> _Task item_
Retype every record exactly. Leave the pictures out.

Stored records

--- START ---

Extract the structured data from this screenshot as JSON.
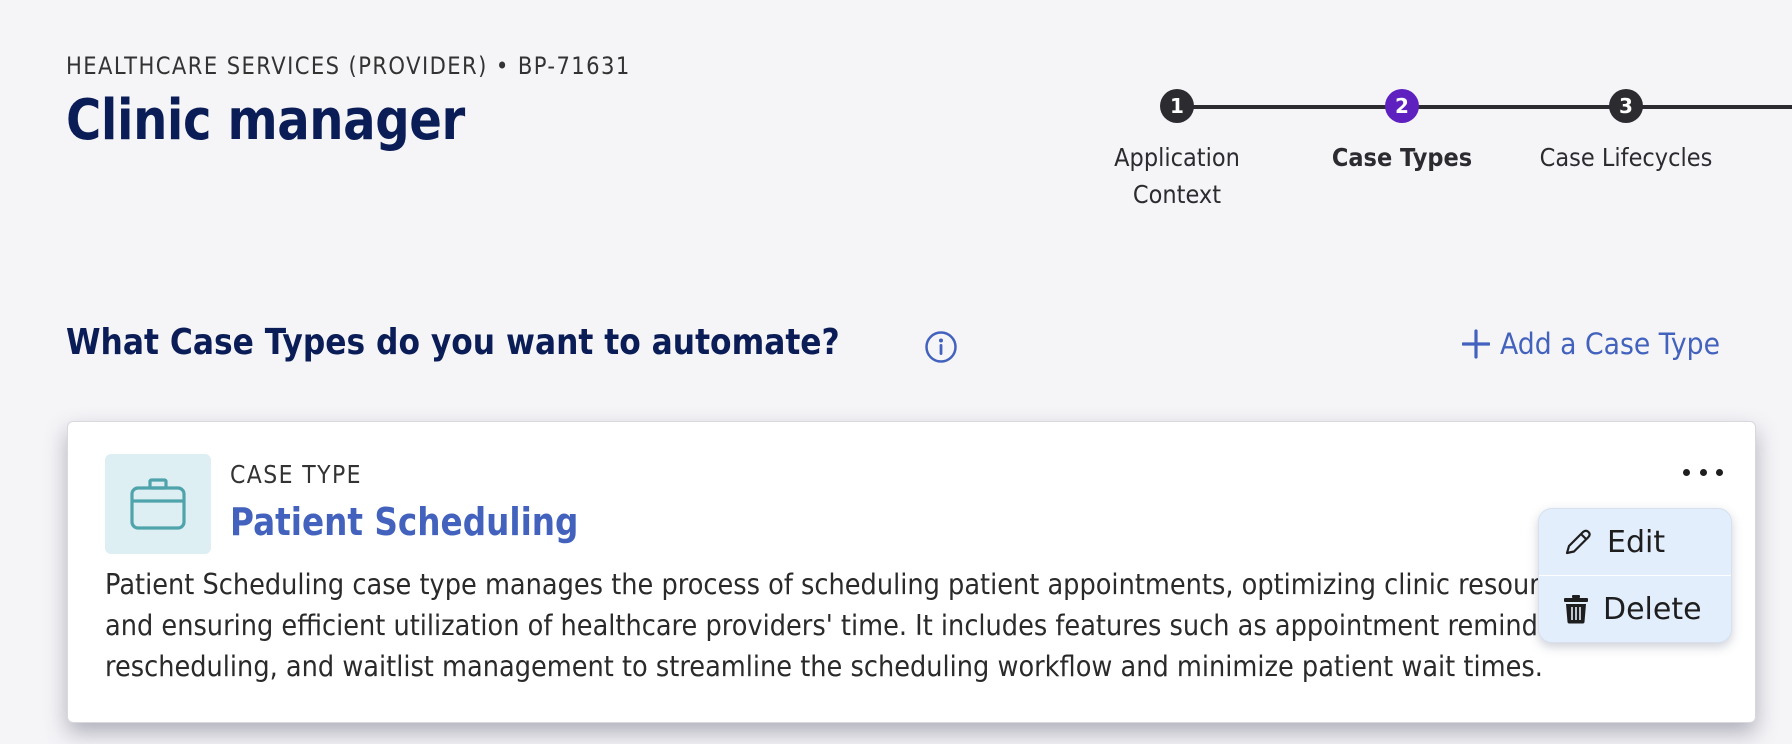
{
  "header": {
    "eyebrow": "HEALTHCARE SERVICES (PROVIDER) • BP-71631",
    "title": "Clinic manager"
  },
  "stepper": {
    "steps": [
      {
        "number": "1",
        "label_line1": "Application",
        "label_line2": "Context",
        "state": "complete"
      },
      {
        "number": "2",
        "label_line1": "Case Types",
        "label_line2": "",
        "state": "active"
      },
      {
        "number": "3",
        "label_line1": "Case Lifecycles",
        "label_line2": "",
        "state": "upcoming"
      }
    ],
    "colors": {
      "default": "#2b2b30",
      "active": "#5e21c0"
    }
  },
  "section": {
    "title": "What Case Types do you want to automate?",
    "info_icon": "info-circle-icon",
    "add_button_label": "Add a Case Type",
    "add_icon": "plus-icon"
  },
  "case_types": [
    {
      "icon": "briefcase-icon",
      "kicker": "CASE TYPE",
      "name": "Patient Scheduling",
      "description": "Patient Scheduling case type manages the process of scheduling patient appointments, optimizing clinic resources and ensuring efficient utilization of healthcare providers' time. It includes features such as appointment reminders, rescheduling, and waitlist management to streamline the scheduling workflow and minimize patient wait times.",
      "more_icon": "more-horizontal-icon"
    }
  ],
  "context_menu": {
    "items": [
      {
        "label": "Edit",
        "icon": "pencil-icon"
      },
      {
        "label": "Delete",
        "icon": "trash-icon"
      }
    ]
  },
  "colors": {
    "heading": "#0b1d57",
    "accent": "#4262bd",
    "icon_teal": "#4fa3ab",
    "icon_tile_bg": "#ddeff3",
    "menu_bg": "#e3eefc",
    "background": "#f5f5f8"
  }
}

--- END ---

> _Answer section_
Extract the structured data from this screenshot as JSON.
{
  "header": {
    "eyebrow": "HEALTHCARE SERVICES (PROVIDER) • BP-71631",
    "title": "Clinic manager"
  },
  "stepper": {
    "steps": [
      {
        "number": "1",
        "label_line1": "Application",
        "label_line2": "Context",
        "state": "complete"
      },
      {
        "number": "2",
        "label_line1": "Case Types",
        "label_line2": "",
        "state": "active"
      },
      {
        "number": "3",
        "label_line1": "Case Lifecycles",
        "label_line2": "",
        "state": "upcoming"
      }
    ],
    "colors": {
      "default": "#2b2b30",
      "active": "#5e21c0"
    }
  },
  "section": {
    "title": "What Case Types do you want to automate?",
    "info_icon": "info-circle-icon",
    "add_button_label": "Add a Case Type",
    "add_icon": "plus-icon"
  },
  "case_types": [
    {
      "icon": "briefcase-icon",
      "kicker": "CASE TYPE",
      "name": "Patient Scheduling",
      "description": "Patient Scheduling case type manages the process of scheduling patient appointments, optimizing clinic resources and ensuring efficient utilization of healthcare providers' time. It includes features such as appointment reminders, rescheduling, and waitlist management to streamline the scheduling workflow and minimize patient wait times.",
      "more_icon": "more-horizontal-icon"
    }
  ],
  "context_menu": {
    "items": [
      {
        "label": "Edit",
        "icon": "pencil-icon"
      },
      {
        "label": "Delete",
        "icon": "trash-icon"
      }
    ]
  },
  "colors": {
    "heading": "#0b1d57",
    "accent": "#4262bd",
    "icon_teal": "#4fa3ab",
    "icon_tile_bg": "#ddeff3",
    "menu_bg": "#e3eefc",
    "background": "#f5f5f8"
  }
}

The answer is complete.